Suddenly we were at dinner. Sam was sitting next to me and the Venezuelan candelabra was lit and my mother had on too much makeup and my father was watching the game more than he was watching me and Sam was telling us about his own trip to Venezuela and my mother was effusing yes I loved those arepas! And my father was grunting and eyeing my mother and I was running my hand over the thing I bought that day in Union Square that turned out to be a bracelet for the bicep, and Sam was all Yabarana and Villanueava and my mother's gesticulations were bigger every second and they were all in Venezuela now, even my dad by the third glass of wine, You saw that temple? I wanted to get to that damn temple.
"Are you serious, Dad?"
Dad grabbed his goblet, "Of course I'm serious." He looked twelve and Mom was running her hand over her neck, looking at Sam, who was eating, not looking at any of us.
"Dad you always mock that trip."
"I know. You say you didn't even really go there."
"That's what I said. Chazerai. I just like to get a rise out of your mother. You know that, puss."
I don't know that and I knew that I had misunderstood all of it. Mom started talking about music and Sam started talking along and Dad looked into his goblet and I thought of him way back when, before I existed, calling my mother over and over, before she was my mother, when she was just a feline Houdini, letting him in and then hiding inside of him, enslaving him from the inside out.
Caroline Kepnes is a writer living in a Los Angeles' Franklin Village, where it's all about roasted chicken, used books, cinnamon coffee and late night happy hours. Her stories have appeared in The Barcelona Review, Bartleby Snopes, Dogzplot, Eclectica, The Fear of Monkeys and Thieves Jargon. In 2004, she won the Hemingway Resource Center's Short Fiction Contest.

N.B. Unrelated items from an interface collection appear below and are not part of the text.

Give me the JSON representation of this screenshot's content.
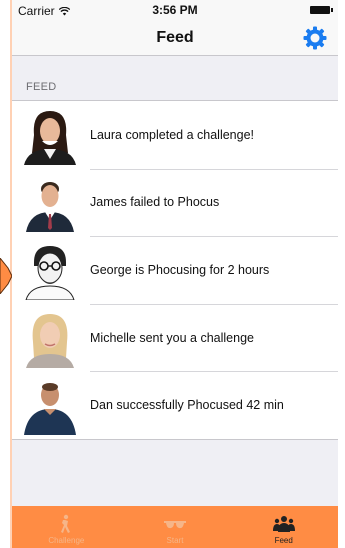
{
  "status_bar": {
    "carrier": "Carrier",
    "time": "3:56 PM"
  },
  "nav": {
    "title": "Feed",
    "settings_icon": "gear-icon"
  },
  "section": {
    "header": "FEED"
  },
  "feed": [
    {
      "text": "Laura completed a challenge!",
      "avatar": "woman-dark-hair-avatar"
    },
    {
      "text": "James failed to Phocus",
      "avatar": "man-suit-avatar"
    },
    {
      "text": "George is Phocusing for 2 hours",
      "avatar": "man-glasses-sketch-avatar"
    },
    {
      "text": "Michelle sent you a challenge",
      "avatar": "woman-blonde-avatar"
    },
    {
      "text": "Dan successfully Phocused 42 min",
      "avatar": "man-bald-avatar"
    }
  ],
  "tabs": [
    {
      "label": "Challenge",
      "icon": "walking-person-icon",
      "active": false
    },
    {
      "label": "Start",
      "icon": "sunglasses-icon",
      "active": false
    },
    {
      "label": "Feed",
      "icon": "group-people-icon",
      "active": true
    }
  ],
  "colors": {
    "accent": "#ff8c44",
    "settings_blue": "#1a7cf0"
  }
}
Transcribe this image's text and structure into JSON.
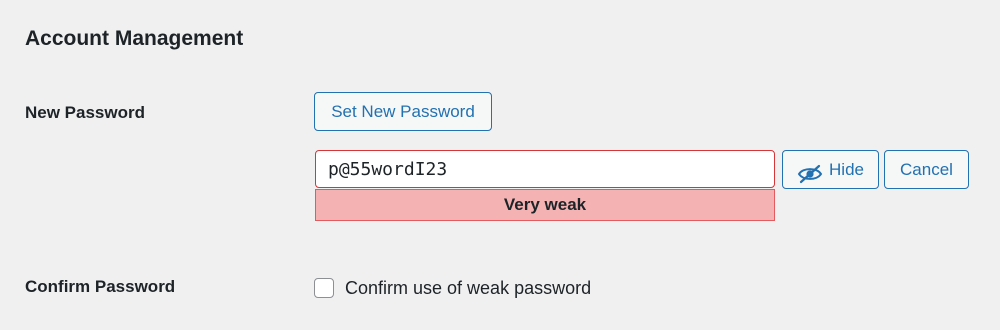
{
  "section": {
    "title": "Account Management"
  },
  "new_password": {
    "label": "New Password",
    "set_button_label": "Set New Password",
    "input_value": "p@55wordI23",
    "strength_label": "Very weak",
    "hide_button_label": "Hide",
    "hide_icon": "eye-slash-icon",
    "cancel_button_label": "Cancel"
  },
  "confirm_password": {
    "label": "Confirm Password",
    "checkbox_label": "Confirm use of weak password",
    "checked": false
  },
  "colors": {
    "accent": "#2271b1",
    "error_border": "#d63638",
    "weak_background": "#f5b2b3",
    "page_background": "#f0f0f1"
  }
}
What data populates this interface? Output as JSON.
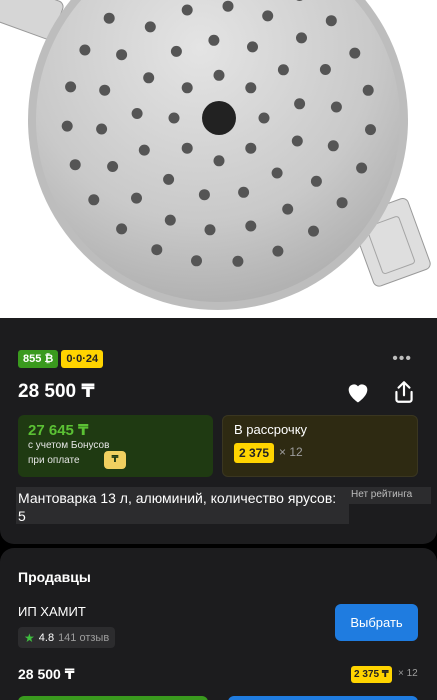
{
  "product": {
    "bonus_badge": "855 ₿",
    "installment_badge": "0·0·24",
    "more_icon": "more-horizontal-icon",
    "price": "28 500 ₸",
    "favorite_icon": "heart-icon",
    "share_icon": "share-icon",
    "bonus_price": "27 645 ₸",
    "bonus_note_line1": "с учетом Бонусов",
    "bonus_note_line2": "при оплате",
    "installment_label": "В рассрочку",
    "installment_amount": "2 375",
    "installment_times": "× 12",
    "title": "Мантоварка 13 л, алюминий, количество ярусов: 5",
    "rating_text": "Нет рейтинга"
  },
  "sellers": {
    "heading": "Продавцы",
    "items": [
      {
        "name": "ИП ХАМИТ",
        "rating": "4.8",
        "reviews": "141 отзыв",
        "choose_label": "Выбрать",
        "price": "28 500 ₸",
        "installment_amount": "2 375 ₸",
        "installment_times": "× 12"
      }
    ]
  },
  "colors": {
    "bonus_green": "#5bc134",
    "installment_yellow": "#ffd400",
    "primary_blue": "#1f7ce0",
    "card_bg": "#1c1c1e"
  }
}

Her biography of Stephen Crane is available on Amazon, though it is intended for little children. She grew up on Cape Cod and started out in New York, covering boy bands for Tiger Beat.